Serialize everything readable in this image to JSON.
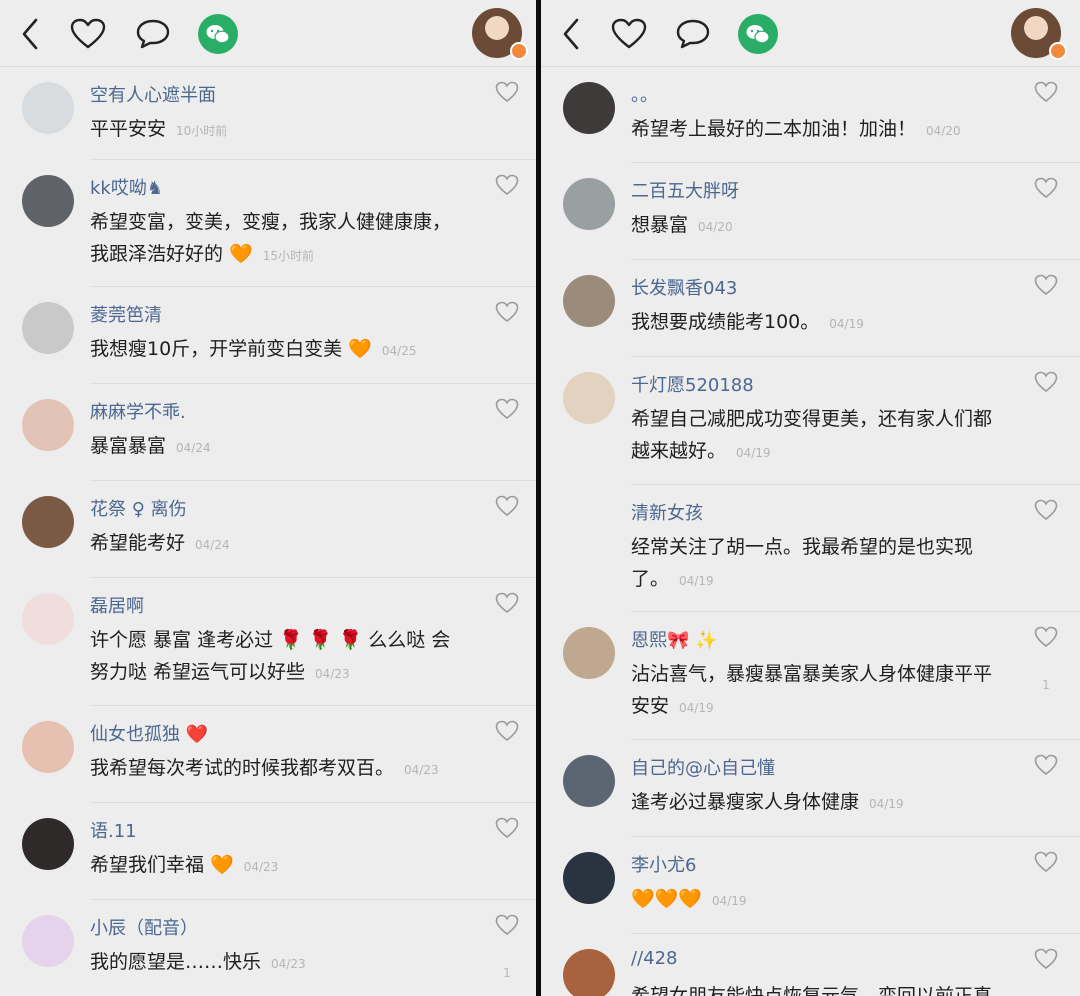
{
  "left": {
    "comments": [
      {
        "name": "空有人心遮半面",
        "text": "平平安安",
        "time": "10小时前",
        "avatar_color": "#d9dcdf",
        "likes": ""
      },
      {
        "name": "kk哎呦♞",
        "text": "希望变富，变美，变瘦，我家人健健康康，我跟泽浩好好的 🧡",
        "time": "15小时前",
        "avatar_color": "#5f6368",
        "likes": ""
      },
      {
        "name": "菱莞笆清",
        "text": "我想瘦10斤，开学前变白变美 🧡",
        "time": "04/25",
        "avatar_color": "#c9c9c9",
        "likes": ""
      },
      {
        "name": "麻麻学不乖.",
        "text": "暴富暴富",
        "time": "04/24",
        "avatar_color": "#e3c3b6",
        "likes": ""
      },
      {
        "name": "花祭 ♀ 离伤",
        "text": "希望能考好",
        "time": "04/24",
        "avatar_color": "#7a5a45",
        "likes": ""
      },
      {
        "name": "磊居啊",
        "text": "许个愿 暴富 逢考必过 🌹 🌹 🌹 么么哒 会努力哒 希望运气可以好些",
        "time": "04/23",
        "avatar_color": "#f0dede",
        "likes": ""
      },
      {
        "name": "仙女也孤独 ❤️",
        "text": "我希望每次考试的时候我都考双百。",
        "time": "04/23",
        "avatar_color": "#e6c0b0",
        "likes": ""
      },
      {
        "name": "语.11",
        "text": "希望我们幸福 🧡",
        "time": "04/23",
        "avatar_color": "#2f2a2a",
        "likes": ""
      },
      {
        "name": "小辰（配音）",
        "text": "我的愿望是……快乐",
        "time": "04/23",
        "avatar_color": "#e4d3ea",
        "likes": "1"
      }
    ]
  },
  "right": {
    "comments": [
      {
        "name": "。。",
        "text": "希望考上最好的二本加油！加油！",
        "time": "04/20",
        "avatar_color": "#3e3a3a",
        "likes": ""
      },
      {
        "name": "二百五大胖呀",
        "text": "想暴富",
        "time": "04/20",
        "avatar_color": "#9aa0a2",
        "likes": ""
      },
      {
        "name": "长发飘香043",
        "text": "我想要成绩能考100。",
        "time": "04/19",
        "avatar_color": "#9b8b7b",
        "likes": ""
      },
      {
        "name": "千灯愿520188",
        "text": "希望自己减肥成功变得更美，还有家人们都越来越好。",
        "time": "04/19",
        "avatar_color": "#e2d3c0",
        "likes": ""
      },
      {
        "name": "清新女孩",
        "text": "经常关注了胡一点。我最希望的是也实现了。",
        "time": "04/19",
        "avatar_color": "#efeeee",
        "likes": ""
      },
      {
        "name": "恩熙🎀 ✨",
        "text": "沾沾喜气，暴瘦暴富暴美家人身体健康平平安安",
        "time": "04/19",
        "avatar_color": "#c0a890",
        "likes": "1"
      },
      {
        "name": "自己的@心自己懂",
        "text": "逢考必过暴瘦家人身体健康",
        "time": "04/19",
        "avatar_color": "#5c6673",
        "likes": ""
      },
      {
        "name": "李小尤6",
        "text": "🧡🧡🧡",
        "time": "04/19",
        "avatar_color": "#2a3440",
        "likes": ""
      },
      {
        "name": "//428",
        "text": "希望女朋友能快点恢复元气，变回以前正真",
        "time": "",
        "avatar_color": "#a8623e",
        "likes": ""
      }
    ]
  },
  "icons": {
    "back": "back-arrow-icon",
    "like": "heart-icon",
    "comment": "comment-bubble-icon",
    "share": "wechat-icon",
    "badge_color": "#f08a3c",
    "wechat_green": "#2aad67",
    "name_color": "#4c6790"
  }
}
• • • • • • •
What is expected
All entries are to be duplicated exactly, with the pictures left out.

Result of the task
Serialize everything readable in this image to JSON.
{
  "left": {
    "comments": [
      {
        "name": "空有人心遮半面",
        "text": "平平安安",
        "time": "10小时前",
        "avatar_color": "#d9dcdf",
        "likes": ""
      },
      {
        "name": "kk哎呦♞",
        "text": "希望变富，变美，变瘦，我家人健健康康，我跟泽浩好好的 🧡",
        "time": "15小时前",
        "avatar_color": "#5f6368",
        "likes": ""
      },
      {
        "name": "菱莞笆清",
        "text": "我想瘦10斤，开学前变白变美 🧡",
        "time": "04/25",
        "avatar_color": "#c9c9c9",
        "likes": ""
      },
      {
        "name": "麻麻学不乖.",
        "text": "暴富暴富",
        "time": "04/24",
        "avatar_color": "#e3c3b6",
        "likes": ""
      },
      {
        "name": "花祭 ♀ 离伤",
        "text": "希望能考好",
        "time": "04/24",
        "avatar_color": "#7a5a45",
        "likes": ""
      },
      {
        "name": "磊居啊",
        "text": "许个愿 暴富 逢考必过 🌹 🌹 🌹 么么哒 会努力哒 希望运气可以好些",
        "time": "04/23",
        "avatar_color": "#f0dede",
        "likes": ""
      },
      {
        "name": "仙女也孤独 ❤️",
        "text": "我希望每次考试的时候我都考双百。",
        "time": "04/23",
        "avatar_color": "#e6c0b0",
        "likes": ""
      },
      {
        "name": "语.11",
        "text": "希望我们幸福 🧡",
        "time": "04/23",
        "avatar_color": "#2f2a2a",
        "likes": ""
      },
      {
        "name": "小辰（配音）",
        "text": "我的愿望是……快乐",
        "time": "04/23",
        "avatar_color": "#e4d3ea",
        "likes": "1"
      }
    ]
  },
  "right": {
    "comments": [
      {
        "name": "。。",
        "text": "希望考上最好的二本加油！加油！",
        "time": "04/20",
        "avatar_color": "#3e3a3a",
        "likes": ""
      },
      {
        "name": "二百五大胖呀",
        "text": "想暴富",
        "time": "04/20",
        "avatar_color": "#9aa0a2",
        "likes": ""
      },
      {
        "name": "长发飘香043",
        "text": "我想要成绩能考100。",
        "time": "04/19",
        "avatar_color": "#9b8b7b",
        "likes": ""
      },
      {
        "name": "千灯愿520188",
        "text": "希望自己减肥成功变得更美，还有家人们都越来越好。",
        "time": "04/19",
        "avatar_color": "#e2d3c0",
        "likes": ""
      },
      {
        "name": "清新女孩",
        "text": "经常关注了胡一点。我最希望的是也实现了。",
        "time": "04/19",
        "avatar_color": "#efeeee",
        "likes": ""
      },
      {
        "name": "恩熙🎀 ✨",
        "text": "沾沾喜气，暴瘦暴富暴美家人身体健康平平安安",
        "time": "04/19",
        "avatar_color": "#c0a890",
        "likes": "1"
      },
      {
        "name": "自己的@心自己懂",
        "text": "逢考必过暴瘦家人身体健康",
        "time": "04/19",
        "avatar_color": "#5c6673",
        "likes": ""
      },
      {
        "name": "李小尤6",
        "text": "🧡🧡🧡",
        "time": "04/19",
        "avatar_color": "#2a3440",
        "likes": ""
      },
      {
        "name": "//428",
        "text": "希望女朋友能快点恢复元气，变回以前正真",
        "time": "",
        "avatar_color": "#a8623e",
        "likes": ""
      }
    ]
  },
  "icons": {
    "back": "back-arrow-icon",
    "like": "heart-icon",
    "comment": "comment-bubble-icon",
    "share": "wechat-icon",
    "badge_color": "#f08a3c",
    "wechat_green": "#2aad67",
    "name_color": "#4c6790"
  }
}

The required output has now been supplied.